verb (used without object), tom·cat·ted, tom·cat·ting.
Origin of tomcat
Examples from the Web for tomcat
The Tomcat had come into camp bringing five cows with their unmarked offspringthis was the spring round-up.
Vick is either in hot pursuit of, or hot flight from, the tomcat; all her four legs are quivering and kicking in a mimic gallop.Nancy|Rhoda Broughton
Jack said I could take him, returned the Tomcat as he leaped into the saddle.
Mr. Masterson seized the Tomcat by the shoulders and dragged him from under Shylockstill heaving and plunging to regain his feet.
Then the King immediately summoned his private secretary, the Tomcat, and commanded him to show the proclamation.The Russian Grandmother's Wonder Tales|Louise Seymour Houghton

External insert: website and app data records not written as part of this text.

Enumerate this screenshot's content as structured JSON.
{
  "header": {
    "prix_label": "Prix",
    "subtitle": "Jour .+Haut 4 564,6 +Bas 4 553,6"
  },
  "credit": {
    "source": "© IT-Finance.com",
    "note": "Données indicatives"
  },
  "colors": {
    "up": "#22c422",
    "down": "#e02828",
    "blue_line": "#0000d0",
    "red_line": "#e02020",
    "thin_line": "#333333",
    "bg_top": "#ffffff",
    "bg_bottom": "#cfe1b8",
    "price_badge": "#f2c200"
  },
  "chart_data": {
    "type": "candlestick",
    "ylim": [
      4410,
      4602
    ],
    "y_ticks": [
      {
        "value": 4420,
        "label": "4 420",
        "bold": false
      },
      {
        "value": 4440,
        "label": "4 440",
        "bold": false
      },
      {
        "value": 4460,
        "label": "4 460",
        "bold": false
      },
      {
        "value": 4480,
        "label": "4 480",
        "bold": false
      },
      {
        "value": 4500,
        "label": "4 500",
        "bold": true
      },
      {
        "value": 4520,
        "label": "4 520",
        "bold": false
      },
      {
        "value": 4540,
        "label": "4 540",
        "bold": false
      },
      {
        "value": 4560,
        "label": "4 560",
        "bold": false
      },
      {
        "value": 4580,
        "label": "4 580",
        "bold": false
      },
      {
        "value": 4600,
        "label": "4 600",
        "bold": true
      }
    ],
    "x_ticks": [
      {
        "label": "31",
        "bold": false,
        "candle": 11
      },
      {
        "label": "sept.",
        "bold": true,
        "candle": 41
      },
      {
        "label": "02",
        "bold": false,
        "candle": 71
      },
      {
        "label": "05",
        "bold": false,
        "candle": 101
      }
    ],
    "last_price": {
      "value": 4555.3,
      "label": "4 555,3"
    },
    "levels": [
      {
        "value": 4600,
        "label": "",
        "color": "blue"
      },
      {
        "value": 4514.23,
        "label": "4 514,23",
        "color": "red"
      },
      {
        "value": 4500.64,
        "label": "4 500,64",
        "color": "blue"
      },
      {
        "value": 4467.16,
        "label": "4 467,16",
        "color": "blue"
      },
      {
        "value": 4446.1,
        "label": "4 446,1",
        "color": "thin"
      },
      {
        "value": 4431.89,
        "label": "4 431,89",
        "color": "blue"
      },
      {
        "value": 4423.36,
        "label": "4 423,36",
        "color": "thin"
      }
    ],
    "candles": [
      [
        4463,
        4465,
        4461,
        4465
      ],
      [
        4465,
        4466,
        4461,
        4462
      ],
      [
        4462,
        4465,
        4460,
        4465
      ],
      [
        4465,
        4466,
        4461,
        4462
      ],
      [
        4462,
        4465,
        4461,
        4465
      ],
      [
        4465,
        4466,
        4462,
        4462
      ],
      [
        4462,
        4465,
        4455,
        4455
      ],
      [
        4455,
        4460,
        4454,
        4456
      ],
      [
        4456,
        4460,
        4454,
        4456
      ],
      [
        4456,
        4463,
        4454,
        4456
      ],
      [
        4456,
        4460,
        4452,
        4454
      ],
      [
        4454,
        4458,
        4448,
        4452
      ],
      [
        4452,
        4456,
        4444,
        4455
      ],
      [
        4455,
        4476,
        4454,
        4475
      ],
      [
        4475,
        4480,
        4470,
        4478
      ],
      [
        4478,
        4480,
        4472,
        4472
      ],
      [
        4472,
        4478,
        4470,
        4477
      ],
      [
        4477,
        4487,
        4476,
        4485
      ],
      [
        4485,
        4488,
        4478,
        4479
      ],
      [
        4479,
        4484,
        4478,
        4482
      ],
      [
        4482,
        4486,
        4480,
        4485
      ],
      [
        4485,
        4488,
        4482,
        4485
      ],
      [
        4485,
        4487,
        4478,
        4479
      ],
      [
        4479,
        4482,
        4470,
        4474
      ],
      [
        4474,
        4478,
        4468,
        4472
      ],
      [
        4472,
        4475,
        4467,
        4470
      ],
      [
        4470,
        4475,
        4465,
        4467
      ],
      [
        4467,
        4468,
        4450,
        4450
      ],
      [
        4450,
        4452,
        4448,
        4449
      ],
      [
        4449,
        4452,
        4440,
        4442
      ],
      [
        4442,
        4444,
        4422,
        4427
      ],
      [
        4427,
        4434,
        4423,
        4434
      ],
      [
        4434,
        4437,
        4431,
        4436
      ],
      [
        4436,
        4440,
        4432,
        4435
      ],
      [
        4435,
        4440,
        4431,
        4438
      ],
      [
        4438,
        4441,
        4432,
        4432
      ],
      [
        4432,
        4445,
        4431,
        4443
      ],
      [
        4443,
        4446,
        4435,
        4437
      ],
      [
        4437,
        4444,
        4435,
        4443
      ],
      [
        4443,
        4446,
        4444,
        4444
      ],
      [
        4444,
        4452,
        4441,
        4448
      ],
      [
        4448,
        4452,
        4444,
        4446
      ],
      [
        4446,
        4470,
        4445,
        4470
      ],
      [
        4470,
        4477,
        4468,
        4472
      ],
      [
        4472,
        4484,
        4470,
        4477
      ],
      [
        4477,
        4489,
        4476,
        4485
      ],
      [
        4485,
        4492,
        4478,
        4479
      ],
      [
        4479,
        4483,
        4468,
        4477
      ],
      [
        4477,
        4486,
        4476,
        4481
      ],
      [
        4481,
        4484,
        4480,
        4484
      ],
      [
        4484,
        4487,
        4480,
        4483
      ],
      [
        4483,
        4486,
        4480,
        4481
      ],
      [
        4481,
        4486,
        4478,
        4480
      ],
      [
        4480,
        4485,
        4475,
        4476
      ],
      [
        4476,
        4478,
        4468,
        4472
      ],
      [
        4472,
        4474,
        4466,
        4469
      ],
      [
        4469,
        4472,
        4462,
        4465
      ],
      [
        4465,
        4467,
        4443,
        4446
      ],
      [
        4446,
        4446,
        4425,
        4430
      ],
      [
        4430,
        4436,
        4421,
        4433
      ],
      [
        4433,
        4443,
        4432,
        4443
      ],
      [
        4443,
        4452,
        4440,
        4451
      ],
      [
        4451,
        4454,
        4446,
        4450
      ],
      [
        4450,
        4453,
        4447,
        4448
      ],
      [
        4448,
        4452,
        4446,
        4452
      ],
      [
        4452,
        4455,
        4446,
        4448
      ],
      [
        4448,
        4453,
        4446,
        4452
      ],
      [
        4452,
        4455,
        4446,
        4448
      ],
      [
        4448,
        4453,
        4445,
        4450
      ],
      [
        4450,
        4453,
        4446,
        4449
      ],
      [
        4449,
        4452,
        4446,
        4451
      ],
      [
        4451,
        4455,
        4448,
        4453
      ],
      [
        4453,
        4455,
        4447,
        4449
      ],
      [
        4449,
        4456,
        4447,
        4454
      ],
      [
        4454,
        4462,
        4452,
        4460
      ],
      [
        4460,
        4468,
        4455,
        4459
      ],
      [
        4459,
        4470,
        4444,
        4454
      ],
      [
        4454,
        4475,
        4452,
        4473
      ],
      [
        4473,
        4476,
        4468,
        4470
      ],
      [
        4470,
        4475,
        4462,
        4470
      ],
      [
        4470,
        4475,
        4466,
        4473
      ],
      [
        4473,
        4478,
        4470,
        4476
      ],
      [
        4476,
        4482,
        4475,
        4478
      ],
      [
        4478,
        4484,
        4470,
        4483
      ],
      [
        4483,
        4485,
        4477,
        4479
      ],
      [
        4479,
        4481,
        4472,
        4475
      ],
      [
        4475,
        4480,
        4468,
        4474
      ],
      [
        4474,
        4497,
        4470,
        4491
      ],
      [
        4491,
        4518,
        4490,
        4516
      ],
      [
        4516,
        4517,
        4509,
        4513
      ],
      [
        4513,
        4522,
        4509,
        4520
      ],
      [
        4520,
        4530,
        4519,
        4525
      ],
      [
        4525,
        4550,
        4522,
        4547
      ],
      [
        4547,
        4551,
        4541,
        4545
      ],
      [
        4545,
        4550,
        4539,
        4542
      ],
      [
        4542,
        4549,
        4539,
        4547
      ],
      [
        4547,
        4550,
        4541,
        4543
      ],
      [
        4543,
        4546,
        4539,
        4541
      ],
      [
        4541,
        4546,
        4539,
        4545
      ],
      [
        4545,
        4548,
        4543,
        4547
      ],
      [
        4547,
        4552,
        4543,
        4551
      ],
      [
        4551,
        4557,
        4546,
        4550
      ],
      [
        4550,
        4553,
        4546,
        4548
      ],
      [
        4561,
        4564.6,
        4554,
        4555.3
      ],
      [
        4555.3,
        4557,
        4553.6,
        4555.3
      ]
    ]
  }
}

Word Origin and History for tomcat
1809, from Tom + cat; probably influenced by Tom the Cat in the popular children's book "The Life and Adventures of a Cat" (1760); replaced earlier Gib-cat, from diminutive of Gilbert, though Tom was applied to male kittens c.1300. Used of the males of other beasts and birds since 1791. Cf. also Tibert. The verb meaning "to pursue women promiscuously for sexual gratification" is recorded from 1927.